The social media giant’s New Product Experimentation (NPE) team has been talking the design app up on social media, using its pre-made artsy “canvases” and early-aughts-style landing page as marketing fodder. It’s looking a lot like that strategy has already gone awry for Facebook.
Last night, Pasquale D’Silva, an artist and CEO of animation studio Thinko, responded to a piece of promotional material posted by Jeff Toff, a member of the NPE team. He pointed out, rightfully, that one of the canvases featured in the promotional video used a GIF he had created — with no permission and no credit.

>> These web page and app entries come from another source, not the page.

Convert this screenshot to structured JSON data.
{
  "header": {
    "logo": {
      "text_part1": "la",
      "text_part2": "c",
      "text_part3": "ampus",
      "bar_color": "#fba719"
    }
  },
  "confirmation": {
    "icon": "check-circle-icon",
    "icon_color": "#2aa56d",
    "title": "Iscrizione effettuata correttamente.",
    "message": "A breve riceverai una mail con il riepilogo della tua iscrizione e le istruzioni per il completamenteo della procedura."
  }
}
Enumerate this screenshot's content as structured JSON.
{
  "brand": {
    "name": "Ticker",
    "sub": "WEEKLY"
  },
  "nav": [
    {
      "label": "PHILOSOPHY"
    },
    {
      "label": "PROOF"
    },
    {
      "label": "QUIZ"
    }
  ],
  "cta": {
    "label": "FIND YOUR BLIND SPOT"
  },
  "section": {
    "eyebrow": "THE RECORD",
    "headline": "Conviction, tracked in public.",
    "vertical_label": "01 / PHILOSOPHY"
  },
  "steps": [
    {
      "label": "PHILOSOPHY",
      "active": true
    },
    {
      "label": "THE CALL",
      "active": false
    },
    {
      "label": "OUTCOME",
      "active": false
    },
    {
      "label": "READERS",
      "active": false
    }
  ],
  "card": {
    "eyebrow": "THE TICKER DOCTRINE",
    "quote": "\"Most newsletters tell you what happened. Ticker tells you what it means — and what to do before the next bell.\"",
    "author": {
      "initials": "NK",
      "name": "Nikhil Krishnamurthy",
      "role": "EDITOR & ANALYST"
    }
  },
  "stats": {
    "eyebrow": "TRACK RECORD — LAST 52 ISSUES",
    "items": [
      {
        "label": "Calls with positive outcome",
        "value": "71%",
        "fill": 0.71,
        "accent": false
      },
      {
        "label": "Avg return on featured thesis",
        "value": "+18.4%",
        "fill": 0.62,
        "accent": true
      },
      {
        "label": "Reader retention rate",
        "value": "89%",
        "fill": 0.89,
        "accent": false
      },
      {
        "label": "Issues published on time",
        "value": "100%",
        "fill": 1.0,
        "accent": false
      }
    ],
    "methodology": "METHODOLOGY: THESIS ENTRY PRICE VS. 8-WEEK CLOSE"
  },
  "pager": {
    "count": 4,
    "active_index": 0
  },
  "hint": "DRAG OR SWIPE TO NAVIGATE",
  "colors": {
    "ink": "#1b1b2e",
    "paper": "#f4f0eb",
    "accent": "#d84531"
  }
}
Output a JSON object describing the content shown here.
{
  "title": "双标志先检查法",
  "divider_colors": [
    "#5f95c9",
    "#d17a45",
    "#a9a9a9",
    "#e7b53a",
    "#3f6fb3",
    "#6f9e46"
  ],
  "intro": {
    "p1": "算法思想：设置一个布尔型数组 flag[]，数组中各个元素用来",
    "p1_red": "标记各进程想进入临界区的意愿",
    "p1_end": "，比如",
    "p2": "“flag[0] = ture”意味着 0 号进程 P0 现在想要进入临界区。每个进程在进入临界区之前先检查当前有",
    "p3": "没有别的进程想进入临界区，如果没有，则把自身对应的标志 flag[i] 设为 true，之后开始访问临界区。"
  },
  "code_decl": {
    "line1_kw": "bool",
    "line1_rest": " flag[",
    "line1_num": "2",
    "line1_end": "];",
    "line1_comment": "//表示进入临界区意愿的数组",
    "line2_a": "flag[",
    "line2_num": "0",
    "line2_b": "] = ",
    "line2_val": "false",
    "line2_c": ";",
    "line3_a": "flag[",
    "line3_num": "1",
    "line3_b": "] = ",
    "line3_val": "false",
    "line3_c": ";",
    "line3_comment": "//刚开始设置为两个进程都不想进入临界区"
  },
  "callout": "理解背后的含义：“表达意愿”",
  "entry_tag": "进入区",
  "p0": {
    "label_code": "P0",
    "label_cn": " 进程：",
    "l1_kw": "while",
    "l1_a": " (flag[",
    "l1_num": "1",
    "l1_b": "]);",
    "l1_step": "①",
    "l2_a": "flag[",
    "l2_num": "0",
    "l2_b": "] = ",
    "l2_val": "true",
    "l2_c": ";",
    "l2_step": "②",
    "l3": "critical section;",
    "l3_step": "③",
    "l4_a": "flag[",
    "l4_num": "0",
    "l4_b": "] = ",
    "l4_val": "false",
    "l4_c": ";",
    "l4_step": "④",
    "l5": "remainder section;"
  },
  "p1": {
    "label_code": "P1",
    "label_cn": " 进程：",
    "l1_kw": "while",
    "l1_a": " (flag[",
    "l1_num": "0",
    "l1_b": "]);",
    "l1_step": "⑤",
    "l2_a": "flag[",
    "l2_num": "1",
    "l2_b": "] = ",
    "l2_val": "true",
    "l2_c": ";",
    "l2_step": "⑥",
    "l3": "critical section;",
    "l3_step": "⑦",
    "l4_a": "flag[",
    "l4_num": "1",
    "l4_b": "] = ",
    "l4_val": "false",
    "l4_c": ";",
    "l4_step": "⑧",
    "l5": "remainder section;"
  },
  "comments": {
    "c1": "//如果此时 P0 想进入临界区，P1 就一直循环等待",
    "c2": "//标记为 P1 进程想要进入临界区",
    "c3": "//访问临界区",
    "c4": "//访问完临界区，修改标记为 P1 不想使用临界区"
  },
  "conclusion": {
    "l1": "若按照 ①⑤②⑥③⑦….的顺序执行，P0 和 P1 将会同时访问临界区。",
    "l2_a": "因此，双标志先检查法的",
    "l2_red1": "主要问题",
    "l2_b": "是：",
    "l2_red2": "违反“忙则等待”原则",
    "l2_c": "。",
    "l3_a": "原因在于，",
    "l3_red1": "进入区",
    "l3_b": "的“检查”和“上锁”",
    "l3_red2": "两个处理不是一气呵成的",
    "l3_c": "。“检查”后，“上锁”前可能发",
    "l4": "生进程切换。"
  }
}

This is an egregious misstep on the part of the NPE team. Not only is it theft of intellectual property, but it’s also a really bad look for an app that’s about all creativity to be utilizing someone else’s creativity without their permission.
Some details — E.gg is essentially a nostalgia-fueled collaging platform. It lets users pull in GIFs, text, photos, and other media to create what’s called a “canvas.”
The GIF in question is featured on one of E.gg’s sample canvases, created by another member of the NPE team, Britt Menutti. Menutti featured a smiling sun GIF at the top of one of her canvases about taking a walk. Despite its prominent placement, D’Silva receives no credit for the GIF, which he originally posted on Tumblr back in 2012.
This is a larger issue — E.gg is very fun and aesthetically pleasing. It also has a huge problem with intellectual property. D’Silva’s work being used without permission came to our attention because he noticed it in a marketing video. But the issue is much more widespread. None of the media used in E.gg’s canvases are credited or used with permission. The app pulls media from two Facebook-owned sources with long histories of stealing artists' work without credit.
"Egg leverages two of their acquisitions — Gfycat and Giphy, which contains a titanic amount of work from artists which never consented use," D'Silva tells Input. "Facebook is using a repository of stolen work to generate new products."
E.gg is, in effect, built upon the backs of artists who receive no compensation — or even credit — for their work.
What Facebook says — When reached for comment, NPE team member Jeff Toff said the following:
"We could and should do better with creator attribution-- and are hoping to have improvements out by end of week. We'll hold off expanding E.gg past this test until we make improvements. This is a public beta + early test, so feedback like this is exactly what we're looking for.
Toff also posted a similar update on Twitter today.
Function over substance — Because it prioritizes aesthetics and ease of use over all else, the platform doesn’t have a section for crediting artists for their work. The media collage is meant to appear organic as if it’s been created solely by the E.gg user that posted it. This approach completely erases the work put into creating that media in the first place.
We like you, E.gg, but you need to fix this if you want your platform to be sustainable. Building a creativity app around stolen work is really not a good look.
Updated on 7.29.20 to include comments from Jason Toff.